*Description of the task*
Scan the entries below for the string "true" and copy every line where it turns up.
··· Listed records
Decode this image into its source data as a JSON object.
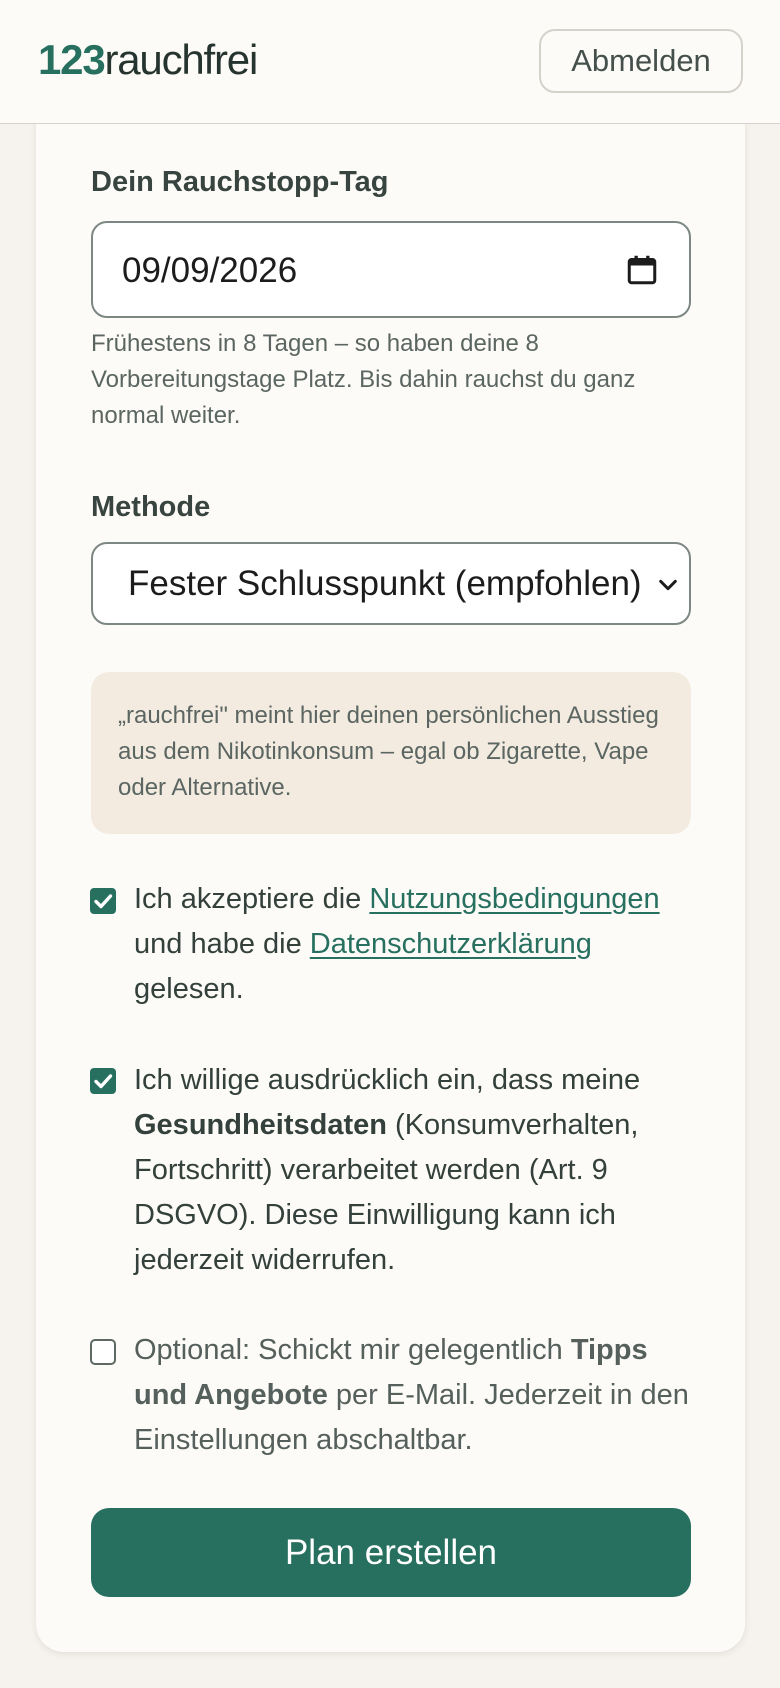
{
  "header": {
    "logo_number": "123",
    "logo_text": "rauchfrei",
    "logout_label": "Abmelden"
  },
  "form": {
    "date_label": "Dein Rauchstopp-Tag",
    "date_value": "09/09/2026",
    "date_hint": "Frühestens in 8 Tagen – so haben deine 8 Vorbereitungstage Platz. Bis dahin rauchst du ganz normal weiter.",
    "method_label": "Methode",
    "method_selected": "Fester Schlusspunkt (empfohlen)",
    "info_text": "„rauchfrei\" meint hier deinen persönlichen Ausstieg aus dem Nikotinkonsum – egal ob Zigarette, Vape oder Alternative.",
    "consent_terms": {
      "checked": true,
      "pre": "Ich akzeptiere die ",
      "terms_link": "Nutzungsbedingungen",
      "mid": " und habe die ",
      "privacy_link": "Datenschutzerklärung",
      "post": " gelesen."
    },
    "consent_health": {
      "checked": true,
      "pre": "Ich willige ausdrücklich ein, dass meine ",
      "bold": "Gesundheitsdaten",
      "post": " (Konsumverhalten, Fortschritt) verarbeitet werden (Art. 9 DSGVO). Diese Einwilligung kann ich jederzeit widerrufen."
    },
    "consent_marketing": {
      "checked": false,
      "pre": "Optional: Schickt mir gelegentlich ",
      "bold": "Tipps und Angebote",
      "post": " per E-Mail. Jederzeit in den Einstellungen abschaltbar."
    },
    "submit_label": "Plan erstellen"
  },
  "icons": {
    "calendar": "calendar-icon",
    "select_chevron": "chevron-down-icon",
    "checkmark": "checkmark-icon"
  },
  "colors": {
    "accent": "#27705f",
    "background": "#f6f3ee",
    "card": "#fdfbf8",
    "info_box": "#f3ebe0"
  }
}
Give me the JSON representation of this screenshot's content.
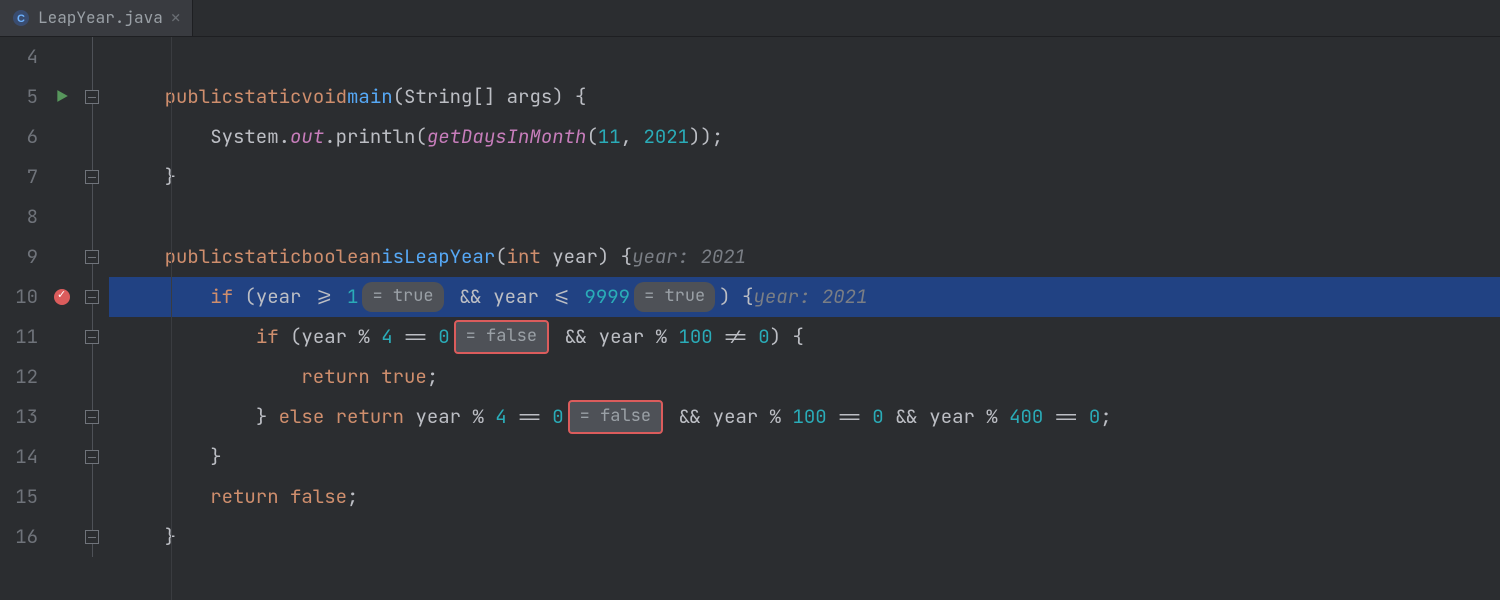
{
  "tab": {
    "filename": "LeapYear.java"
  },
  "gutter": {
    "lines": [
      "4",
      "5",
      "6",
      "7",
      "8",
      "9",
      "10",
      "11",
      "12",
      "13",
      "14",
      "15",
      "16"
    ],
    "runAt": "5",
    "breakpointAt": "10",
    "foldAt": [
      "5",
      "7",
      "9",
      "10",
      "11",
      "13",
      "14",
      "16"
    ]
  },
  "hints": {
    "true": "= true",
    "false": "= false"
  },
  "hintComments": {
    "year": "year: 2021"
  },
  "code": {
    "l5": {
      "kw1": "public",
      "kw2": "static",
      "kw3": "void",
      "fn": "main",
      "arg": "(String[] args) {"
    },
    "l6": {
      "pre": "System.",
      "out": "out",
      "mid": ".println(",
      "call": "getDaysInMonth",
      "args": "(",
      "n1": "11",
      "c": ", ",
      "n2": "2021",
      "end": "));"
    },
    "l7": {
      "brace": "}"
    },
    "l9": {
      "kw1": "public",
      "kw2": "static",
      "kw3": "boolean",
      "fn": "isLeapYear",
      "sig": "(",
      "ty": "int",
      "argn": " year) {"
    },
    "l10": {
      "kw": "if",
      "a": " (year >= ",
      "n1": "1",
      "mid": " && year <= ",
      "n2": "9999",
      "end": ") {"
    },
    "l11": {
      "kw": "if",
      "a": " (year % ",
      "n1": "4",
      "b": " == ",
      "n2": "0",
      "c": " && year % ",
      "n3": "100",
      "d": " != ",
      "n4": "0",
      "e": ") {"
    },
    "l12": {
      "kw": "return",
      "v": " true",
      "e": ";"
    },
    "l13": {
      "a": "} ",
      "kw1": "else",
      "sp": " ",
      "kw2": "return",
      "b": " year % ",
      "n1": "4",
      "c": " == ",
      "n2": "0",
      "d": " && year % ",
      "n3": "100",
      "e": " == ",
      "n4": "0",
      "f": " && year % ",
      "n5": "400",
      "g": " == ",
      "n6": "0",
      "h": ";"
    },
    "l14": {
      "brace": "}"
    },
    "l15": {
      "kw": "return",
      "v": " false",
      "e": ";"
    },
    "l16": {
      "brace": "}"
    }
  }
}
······
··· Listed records
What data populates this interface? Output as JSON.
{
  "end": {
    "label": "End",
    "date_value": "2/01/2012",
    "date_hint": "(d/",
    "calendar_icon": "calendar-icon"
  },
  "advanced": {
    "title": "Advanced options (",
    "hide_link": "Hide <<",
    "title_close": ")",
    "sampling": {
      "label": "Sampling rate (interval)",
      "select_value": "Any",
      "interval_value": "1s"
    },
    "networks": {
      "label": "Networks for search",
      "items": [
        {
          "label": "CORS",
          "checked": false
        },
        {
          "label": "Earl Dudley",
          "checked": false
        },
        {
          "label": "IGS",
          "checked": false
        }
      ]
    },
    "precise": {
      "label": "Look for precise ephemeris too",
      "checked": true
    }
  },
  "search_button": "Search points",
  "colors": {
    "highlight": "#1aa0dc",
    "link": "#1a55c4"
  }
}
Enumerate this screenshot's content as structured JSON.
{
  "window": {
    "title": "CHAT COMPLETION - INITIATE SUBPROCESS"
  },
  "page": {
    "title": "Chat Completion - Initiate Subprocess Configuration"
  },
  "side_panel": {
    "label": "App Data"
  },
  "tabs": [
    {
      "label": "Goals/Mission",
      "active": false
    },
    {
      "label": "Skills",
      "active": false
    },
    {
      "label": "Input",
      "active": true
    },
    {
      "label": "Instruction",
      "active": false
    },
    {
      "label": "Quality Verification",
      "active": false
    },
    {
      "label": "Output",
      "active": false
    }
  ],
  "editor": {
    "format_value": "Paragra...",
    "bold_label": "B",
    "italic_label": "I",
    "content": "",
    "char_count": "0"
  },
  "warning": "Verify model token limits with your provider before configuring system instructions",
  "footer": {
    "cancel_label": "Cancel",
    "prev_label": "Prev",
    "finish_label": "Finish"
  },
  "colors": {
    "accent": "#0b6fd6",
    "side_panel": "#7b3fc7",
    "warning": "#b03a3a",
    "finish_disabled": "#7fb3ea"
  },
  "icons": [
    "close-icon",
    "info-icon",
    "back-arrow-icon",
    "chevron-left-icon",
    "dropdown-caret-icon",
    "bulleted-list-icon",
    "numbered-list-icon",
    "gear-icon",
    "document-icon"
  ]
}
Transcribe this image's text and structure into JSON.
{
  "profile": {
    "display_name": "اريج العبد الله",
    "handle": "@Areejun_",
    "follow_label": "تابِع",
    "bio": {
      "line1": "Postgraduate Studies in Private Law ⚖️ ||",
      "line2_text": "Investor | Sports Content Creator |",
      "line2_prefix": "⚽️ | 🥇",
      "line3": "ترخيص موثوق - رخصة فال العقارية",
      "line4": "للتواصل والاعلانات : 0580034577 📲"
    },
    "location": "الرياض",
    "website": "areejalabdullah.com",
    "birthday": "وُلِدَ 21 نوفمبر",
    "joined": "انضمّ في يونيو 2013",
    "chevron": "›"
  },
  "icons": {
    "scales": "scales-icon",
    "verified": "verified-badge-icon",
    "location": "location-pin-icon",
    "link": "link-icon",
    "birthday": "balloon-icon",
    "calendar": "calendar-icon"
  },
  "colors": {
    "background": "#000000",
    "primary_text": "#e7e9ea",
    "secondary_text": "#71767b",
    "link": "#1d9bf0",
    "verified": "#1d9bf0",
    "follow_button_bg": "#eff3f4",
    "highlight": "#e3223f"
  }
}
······
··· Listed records
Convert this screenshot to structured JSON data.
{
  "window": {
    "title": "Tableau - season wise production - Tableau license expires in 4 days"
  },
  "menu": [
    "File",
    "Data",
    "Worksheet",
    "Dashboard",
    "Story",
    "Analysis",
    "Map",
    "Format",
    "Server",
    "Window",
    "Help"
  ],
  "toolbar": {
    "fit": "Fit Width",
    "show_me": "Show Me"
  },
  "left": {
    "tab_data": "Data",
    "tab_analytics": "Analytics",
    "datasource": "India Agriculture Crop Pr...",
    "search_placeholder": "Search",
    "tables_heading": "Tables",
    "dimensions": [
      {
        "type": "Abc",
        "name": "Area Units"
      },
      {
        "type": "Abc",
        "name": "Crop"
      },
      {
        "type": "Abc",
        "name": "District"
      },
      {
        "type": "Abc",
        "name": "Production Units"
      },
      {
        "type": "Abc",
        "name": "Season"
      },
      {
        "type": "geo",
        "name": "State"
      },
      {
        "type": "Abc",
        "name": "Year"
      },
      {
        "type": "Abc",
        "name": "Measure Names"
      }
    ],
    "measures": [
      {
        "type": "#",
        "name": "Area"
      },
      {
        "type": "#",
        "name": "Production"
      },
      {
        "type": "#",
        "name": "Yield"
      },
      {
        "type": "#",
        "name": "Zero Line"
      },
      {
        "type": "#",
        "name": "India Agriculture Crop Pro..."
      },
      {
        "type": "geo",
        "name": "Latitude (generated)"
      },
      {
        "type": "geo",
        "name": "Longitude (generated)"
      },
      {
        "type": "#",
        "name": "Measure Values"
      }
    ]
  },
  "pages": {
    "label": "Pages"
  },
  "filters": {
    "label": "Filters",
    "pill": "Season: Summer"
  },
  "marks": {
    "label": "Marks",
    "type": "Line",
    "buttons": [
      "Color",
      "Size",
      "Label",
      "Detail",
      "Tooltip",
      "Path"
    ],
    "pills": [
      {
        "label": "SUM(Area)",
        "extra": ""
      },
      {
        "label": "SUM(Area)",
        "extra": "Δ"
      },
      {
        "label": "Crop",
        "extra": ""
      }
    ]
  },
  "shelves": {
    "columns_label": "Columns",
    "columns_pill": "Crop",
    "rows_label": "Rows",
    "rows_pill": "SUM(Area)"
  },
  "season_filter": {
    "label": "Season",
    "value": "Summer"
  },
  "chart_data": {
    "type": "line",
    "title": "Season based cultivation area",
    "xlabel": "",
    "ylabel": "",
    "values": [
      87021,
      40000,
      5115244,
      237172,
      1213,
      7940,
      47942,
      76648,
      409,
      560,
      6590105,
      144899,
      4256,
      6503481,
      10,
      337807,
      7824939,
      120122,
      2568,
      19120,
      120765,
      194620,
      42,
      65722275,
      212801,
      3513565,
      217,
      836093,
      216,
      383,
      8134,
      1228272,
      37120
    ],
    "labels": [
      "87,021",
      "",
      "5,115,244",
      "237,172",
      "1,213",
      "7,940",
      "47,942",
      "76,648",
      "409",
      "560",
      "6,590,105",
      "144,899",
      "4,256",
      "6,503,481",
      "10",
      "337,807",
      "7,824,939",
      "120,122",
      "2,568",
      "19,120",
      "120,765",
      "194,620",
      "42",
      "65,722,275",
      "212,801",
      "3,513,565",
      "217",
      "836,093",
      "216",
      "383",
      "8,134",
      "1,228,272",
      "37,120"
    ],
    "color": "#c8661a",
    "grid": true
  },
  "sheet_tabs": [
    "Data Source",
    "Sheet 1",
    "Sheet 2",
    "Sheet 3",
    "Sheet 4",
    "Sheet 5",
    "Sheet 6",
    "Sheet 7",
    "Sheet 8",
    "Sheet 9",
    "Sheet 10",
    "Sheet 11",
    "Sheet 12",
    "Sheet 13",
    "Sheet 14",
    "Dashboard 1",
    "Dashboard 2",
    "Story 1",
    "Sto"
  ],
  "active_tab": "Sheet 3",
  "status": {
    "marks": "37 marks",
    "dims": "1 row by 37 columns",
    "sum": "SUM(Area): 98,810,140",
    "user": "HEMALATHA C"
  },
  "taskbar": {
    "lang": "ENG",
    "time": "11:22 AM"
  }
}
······
*Answer space*
      "checked": true,
      "checked": true,
    "true": "= true",
      "v": " true",
      "checked": true
      "active": true
    "grid": true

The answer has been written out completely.